May 17 - Sarens has moved an 8,400-tonne railway bridge into position above the A1 highway in the Netherlands using a combination of Kamag self-propelled modular transporters (SPMT).

The move was part of a EUR1 billion (USD1.13 billion) contract awarded to the SAAone consortium by the Dutch government to build, upgrade and operate a section of the A1 and A6 highway between Amsterdam and Almere.

The project involves the construction and installation of two complex bridge structures, an aqueduct and a railway bridge.

Sarens was contracted by Victor Buyck Steel Construction to assist with the transport of the huge railway bridge, which measured 255 m long by 17 m wide by 50 m high.

Following its assembly, the 8,400-tonne bridge had to be moved 400 m into position, so that it could be installed over the A1 highway.

Considering the huge amount of traffic on the Dutch road the job was carried out during the night, which involved closing the A1 highway from 20.00 on May 6 to 12.00 on May 7.

The entire operation - from driving start to set down on the bridge foundations - took about six hours, with the motorway opening three hours ahead of schedule.

The massive structure was transported using 244 axle lines of Kamag K2400-ST SPMTs with 122 axle lines on each side, spaced 220 m apart.

Sarens explained that due to the huge size and weight of the bridge, combined with the large spacing between the two SPMT groups, it was particularly challenging to design a sufficiently strong supporting structure.

The entire SPMT combination was also controlled by a single operator. Both SPMT groups were linked together using a wireless data connection - the first time such a connection was used between SPMT groups over such a long distance, claims Sarens.
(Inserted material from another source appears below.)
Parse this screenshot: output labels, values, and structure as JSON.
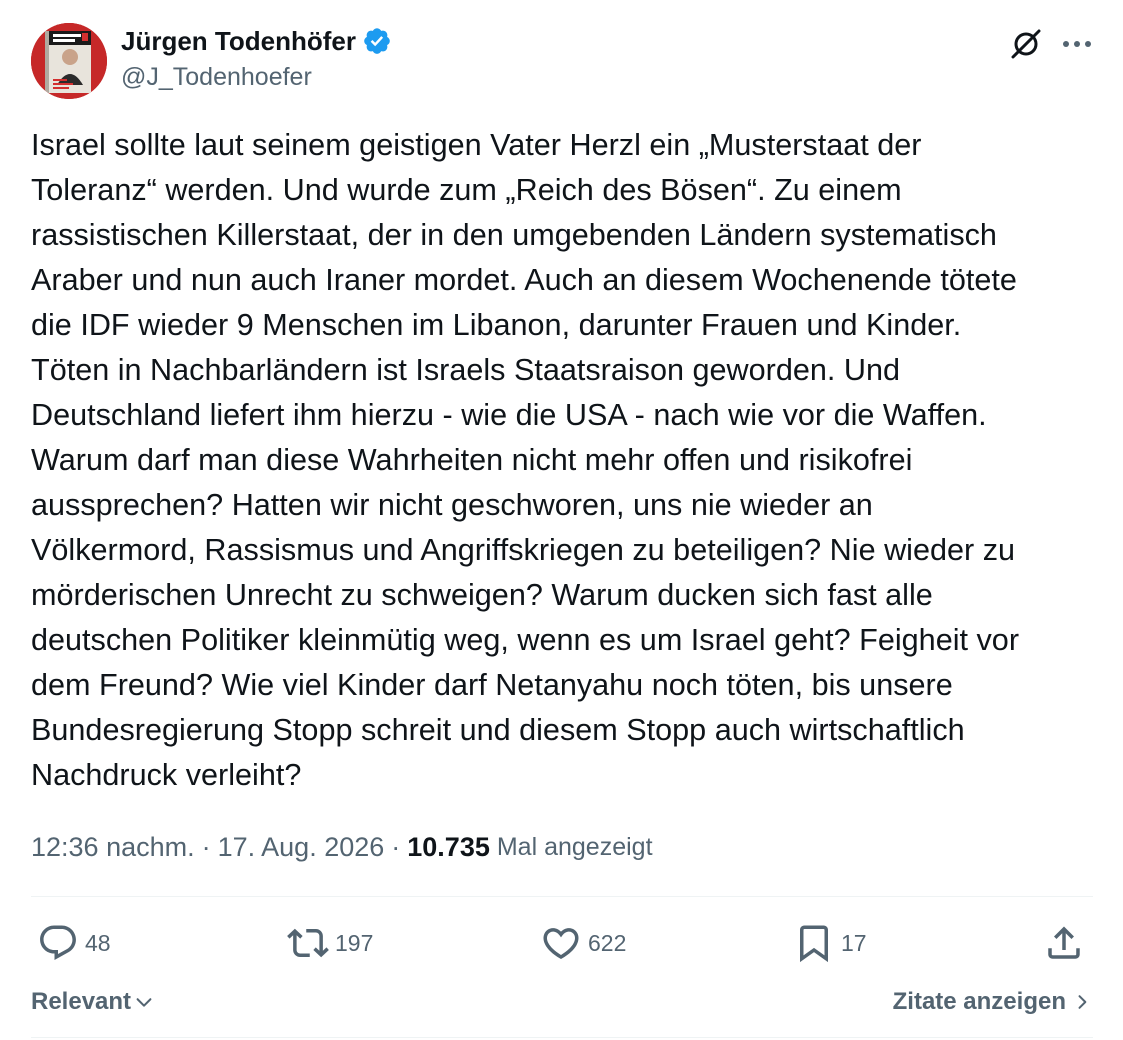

Dutch transport ministry spokesman Henk Voerman commented on the operation: "It was really imposing to watch, particularly from close up when those enormous wheels began to move."

According to Sarens, this was not only the world's largest railway bridge but also the heaviest bridge ever moved by road using SPMTs. Work will continue on the bridge and it is scheduled to open in August 2016, when the old railway bridge will be demolished.

See a time-lapse video of the move here: